by CR Smith
Alfred leapt from the train and weaved his way through the cobbled streets until he reached the King’s Head. After purchasing a book of matches from the waif outside, he pushed his way to the bar and ordered a pint of ale. As he lifted the drink to his mouth the landlord called out, beckoning for him to follow. Downing it in one, he rounded the bar, winked at the barmaid and headed for the stairs.
Boots tapped loudly against the treads, the stench of stale beer and tobacco stirring memories for Alfred as they descended. Recognising the circular pit in the centre of the room, he felt the lurch of excitement in his belly and gave the large leather bag in his hand a shake. Nodding towards it, the landlord enquired how many he had. Ever the chancer, Alfred added extra to the tally hoping to increase his earnings. Besides, once he opened the clasps and upturned the bag no one was going to count the tumbling rats.
Alfred reacted quickly, capturing an escaped rat, snapping its neck before the landlord uttered a word. He threw it into the pit. Silently, they watched the other rats tear away at its flesh. Afterwards, they agreed a price and money changed hands. Alfred tucked half into the top of his boot knowing full well it would all be gone by evening’s end.

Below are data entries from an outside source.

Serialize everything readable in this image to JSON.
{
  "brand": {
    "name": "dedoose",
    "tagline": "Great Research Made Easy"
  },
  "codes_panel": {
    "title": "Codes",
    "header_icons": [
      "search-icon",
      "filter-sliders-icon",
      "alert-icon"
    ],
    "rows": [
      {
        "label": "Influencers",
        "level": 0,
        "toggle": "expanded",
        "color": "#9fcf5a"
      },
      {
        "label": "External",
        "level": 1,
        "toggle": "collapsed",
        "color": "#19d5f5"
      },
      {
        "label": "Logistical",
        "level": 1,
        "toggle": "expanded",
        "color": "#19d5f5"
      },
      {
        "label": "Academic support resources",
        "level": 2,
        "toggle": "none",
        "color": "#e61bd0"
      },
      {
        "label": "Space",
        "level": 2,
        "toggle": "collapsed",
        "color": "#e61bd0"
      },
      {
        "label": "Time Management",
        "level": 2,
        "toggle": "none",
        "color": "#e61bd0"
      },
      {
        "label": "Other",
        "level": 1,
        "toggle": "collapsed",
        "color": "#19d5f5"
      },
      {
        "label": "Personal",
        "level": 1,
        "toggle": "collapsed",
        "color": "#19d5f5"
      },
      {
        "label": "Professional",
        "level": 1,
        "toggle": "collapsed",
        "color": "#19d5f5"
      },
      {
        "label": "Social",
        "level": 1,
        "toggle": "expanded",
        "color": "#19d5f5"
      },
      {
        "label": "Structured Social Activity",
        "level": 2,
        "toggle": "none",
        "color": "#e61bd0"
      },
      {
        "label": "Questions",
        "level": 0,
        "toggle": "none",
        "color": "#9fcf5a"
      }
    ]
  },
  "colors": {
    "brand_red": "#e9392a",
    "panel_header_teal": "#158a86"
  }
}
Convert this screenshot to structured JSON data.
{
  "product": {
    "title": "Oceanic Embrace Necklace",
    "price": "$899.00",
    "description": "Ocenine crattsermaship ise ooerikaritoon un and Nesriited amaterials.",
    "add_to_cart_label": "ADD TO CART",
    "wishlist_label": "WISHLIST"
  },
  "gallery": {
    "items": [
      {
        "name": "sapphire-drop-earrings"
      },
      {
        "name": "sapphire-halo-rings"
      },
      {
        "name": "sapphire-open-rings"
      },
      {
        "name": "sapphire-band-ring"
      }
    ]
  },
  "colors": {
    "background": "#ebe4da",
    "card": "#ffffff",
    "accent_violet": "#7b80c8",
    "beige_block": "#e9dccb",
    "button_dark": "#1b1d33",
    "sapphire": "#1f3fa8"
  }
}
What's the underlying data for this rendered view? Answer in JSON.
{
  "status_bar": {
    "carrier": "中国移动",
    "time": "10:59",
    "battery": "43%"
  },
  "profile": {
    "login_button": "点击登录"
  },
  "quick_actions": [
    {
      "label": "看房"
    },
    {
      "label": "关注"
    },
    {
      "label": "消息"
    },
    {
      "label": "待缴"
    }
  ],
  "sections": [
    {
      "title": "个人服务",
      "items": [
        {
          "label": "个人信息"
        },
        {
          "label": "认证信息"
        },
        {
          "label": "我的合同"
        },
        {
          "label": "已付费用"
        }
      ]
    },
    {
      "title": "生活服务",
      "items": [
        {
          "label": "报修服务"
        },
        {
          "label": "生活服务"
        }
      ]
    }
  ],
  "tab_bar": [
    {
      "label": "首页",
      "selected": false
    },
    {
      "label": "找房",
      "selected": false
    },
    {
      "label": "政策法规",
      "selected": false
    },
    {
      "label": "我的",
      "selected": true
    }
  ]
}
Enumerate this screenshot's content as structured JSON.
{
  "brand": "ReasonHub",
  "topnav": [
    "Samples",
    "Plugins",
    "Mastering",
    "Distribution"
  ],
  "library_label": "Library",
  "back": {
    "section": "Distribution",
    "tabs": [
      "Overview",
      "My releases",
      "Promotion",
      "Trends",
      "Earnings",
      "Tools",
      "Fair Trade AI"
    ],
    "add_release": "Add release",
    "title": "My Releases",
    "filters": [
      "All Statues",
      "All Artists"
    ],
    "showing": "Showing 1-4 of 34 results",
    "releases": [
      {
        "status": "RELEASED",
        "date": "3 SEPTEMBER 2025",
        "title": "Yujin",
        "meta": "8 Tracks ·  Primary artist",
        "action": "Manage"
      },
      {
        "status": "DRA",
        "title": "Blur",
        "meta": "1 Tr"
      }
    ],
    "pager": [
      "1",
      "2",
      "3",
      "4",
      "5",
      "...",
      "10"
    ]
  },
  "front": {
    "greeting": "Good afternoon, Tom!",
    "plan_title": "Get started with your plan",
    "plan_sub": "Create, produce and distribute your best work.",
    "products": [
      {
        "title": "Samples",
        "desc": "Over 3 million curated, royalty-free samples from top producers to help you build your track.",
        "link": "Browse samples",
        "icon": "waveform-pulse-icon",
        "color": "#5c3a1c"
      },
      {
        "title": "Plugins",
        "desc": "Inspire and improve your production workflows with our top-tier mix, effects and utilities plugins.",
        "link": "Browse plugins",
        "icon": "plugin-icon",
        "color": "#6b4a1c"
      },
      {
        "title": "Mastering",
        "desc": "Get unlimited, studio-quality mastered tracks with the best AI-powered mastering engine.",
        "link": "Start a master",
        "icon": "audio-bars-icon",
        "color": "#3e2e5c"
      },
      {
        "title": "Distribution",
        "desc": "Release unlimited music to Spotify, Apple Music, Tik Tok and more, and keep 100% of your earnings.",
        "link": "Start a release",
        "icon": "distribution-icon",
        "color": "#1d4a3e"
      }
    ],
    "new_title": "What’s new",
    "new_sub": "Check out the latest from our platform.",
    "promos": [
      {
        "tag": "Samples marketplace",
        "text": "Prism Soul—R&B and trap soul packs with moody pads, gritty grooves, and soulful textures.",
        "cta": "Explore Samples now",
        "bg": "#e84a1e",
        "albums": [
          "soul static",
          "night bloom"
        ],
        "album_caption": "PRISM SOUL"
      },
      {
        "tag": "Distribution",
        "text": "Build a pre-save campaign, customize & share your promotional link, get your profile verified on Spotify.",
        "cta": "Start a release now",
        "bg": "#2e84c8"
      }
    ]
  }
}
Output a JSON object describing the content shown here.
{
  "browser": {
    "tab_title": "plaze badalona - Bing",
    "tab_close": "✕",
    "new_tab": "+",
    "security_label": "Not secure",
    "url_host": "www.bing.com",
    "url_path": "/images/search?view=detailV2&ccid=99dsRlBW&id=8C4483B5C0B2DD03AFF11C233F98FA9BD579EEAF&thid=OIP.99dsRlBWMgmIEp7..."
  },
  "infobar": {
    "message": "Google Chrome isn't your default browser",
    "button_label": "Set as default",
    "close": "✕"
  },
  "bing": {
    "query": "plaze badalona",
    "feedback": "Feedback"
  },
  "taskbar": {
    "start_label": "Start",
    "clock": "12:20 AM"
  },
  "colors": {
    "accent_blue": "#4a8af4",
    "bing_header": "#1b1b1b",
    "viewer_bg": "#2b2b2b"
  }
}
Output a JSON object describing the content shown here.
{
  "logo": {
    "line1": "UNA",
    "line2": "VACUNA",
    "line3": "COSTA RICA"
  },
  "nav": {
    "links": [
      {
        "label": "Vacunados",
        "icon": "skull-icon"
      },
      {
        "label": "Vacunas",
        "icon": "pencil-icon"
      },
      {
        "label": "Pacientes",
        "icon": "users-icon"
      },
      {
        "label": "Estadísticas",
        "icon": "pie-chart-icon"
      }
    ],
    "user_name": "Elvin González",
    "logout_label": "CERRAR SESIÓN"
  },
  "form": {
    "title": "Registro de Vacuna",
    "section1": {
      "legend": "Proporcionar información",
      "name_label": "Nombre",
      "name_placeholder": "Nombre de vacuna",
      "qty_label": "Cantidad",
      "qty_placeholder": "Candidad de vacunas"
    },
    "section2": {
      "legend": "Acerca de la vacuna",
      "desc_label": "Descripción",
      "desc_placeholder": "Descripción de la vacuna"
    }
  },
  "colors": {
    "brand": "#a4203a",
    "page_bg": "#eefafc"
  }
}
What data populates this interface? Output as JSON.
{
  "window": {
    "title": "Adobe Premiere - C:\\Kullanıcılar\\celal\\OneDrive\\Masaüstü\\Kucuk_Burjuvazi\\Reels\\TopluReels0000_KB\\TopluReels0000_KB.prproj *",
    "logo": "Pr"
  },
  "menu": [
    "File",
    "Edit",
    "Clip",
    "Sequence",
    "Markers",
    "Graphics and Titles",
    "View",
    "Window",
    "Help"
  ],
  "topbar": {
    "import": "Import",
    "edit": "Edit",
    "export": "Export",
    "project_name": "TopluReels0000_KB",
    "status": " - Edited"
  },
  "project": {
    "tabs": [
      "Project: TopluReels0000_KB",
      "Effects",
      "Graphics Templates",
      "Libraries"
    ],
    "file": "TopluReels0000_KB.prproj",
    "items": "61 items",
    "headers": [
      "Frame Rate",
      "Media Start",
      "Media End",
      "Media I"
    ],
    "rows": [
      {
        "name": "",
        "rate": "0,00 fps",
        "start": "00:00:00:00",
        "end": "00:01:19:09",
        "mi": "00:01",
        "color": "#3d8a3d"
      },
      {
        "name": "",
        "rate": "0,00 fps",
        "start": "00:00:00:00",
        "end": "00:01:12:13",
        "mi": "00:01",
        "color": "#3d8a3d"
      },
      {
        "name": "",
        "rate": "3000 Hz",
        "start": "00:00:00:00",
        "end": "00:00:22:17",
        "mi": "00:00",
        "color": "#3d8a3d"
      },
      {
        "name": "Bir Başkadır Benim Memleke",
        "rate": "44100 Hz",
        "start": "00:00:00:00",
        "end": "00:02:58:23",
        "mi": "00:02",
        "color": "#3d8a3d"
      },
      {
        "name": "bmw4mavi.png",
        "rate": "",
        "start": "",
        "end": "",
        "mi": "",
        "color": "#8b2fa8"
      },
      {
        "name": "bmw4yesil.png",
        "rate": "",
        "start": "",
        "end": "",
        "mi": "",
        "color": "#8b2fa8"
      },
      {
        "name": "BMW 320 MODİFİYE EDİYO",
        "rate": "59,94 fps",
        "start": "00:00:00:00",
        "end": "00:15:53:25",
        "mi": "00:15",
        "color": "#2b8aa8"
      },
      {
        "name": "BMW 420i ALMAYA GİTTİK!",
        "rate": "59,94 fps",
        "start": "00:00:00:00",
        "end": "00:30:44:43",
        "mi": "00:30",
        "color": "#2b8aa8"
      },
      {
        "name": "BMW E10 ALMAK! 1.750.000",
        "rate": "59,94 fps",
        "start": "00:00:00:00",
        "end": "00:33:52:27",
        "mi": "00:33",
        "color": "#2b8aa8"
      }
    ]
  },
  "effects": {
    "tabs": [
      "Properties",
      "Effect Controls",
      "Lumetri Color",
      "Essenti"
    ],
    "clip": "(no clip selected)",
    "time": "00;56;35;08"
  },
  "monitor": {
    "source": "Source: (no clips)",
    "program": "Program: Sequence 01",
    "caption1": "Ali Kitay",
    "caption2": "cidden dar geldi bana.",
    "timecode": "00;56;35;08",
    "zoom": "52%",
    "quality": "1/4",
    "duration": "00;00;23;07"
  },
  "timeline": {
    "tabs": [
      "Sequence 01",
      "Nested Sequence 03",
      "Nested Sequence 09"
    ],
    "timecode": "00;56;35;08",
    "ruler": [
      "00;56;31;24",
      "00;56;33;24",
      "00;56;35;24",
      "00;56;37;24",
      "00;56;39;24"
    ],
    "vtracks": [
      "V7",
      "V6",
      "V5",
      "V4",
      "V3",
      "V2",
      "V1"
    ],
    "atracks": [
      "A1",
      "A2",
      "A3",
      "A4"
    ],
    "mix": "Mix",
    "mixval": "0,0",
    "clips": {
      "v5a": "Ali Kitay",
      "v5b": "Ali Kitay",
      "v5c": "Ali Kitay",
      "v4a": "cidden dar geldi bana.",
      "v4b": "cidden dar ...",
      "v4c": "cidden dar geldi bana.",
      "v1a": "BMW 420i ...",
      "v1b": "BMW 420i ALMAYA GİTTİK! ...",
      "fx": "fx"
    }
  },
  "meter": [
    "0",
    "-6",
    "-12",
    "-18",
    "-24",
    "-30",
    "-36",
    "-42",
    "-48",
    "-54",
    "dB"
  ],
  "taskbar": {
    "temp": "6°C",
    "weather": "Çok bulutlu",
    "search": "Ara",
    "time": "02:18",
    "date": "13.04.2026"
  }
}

While the landlord went about his business, Alfred returned to the bar upstairs and regaled customers with tales of his rat-catching, showing off his scars to whoever was interested. Each one came with its own tale, tales that grew more horrific in line with his consumption of ale. The long jagged ones on his hand and head were visible to all. The others he revealed only to the women in the alley running alongside the pub. They kept him amused while he waited for the evening’s activities to begin.
The dreary cellar came to life for the evening when lamps were lit and the punters arrived. The atmosphere changed as quickly as money and ale flowed. Bets were made, excitement mounting as barking heralded the dog’s appearance. Snarling terriers strained at the leash in the knowledge of what was to come. Alfred pushed his way forwards to lean over the pit’s wooden edge, enjoying the sight of frantically circling rats, relishing their fear.
Alfred knew the dog’s reputation of old and wagered a large chunk of his earnings on how quickly the rats could be killed. The first terrier wasted no time in attacking, shaking his prey until blood and entrails splattered the pit walls, not to mention several onlookers. Emotions ran high, fuelled by loss of money and intake of ale. Before long an argument broke into a fight. The barking, the screeching, the cries of horror, the blood and guts, Alfred loved it all. Pulling a knife from his boot, he joined in, striking out at whatever got in his way. This was what he lived for.
CR Smith is a student of Fine Art. She splits her time between art and writing and is aiming to combine the two at some stage. Her work has appeared both online and in print. You can find examples here crsmith2016.wordpress.com and instagram.com/smith.cr. Twitter @carolrosalind.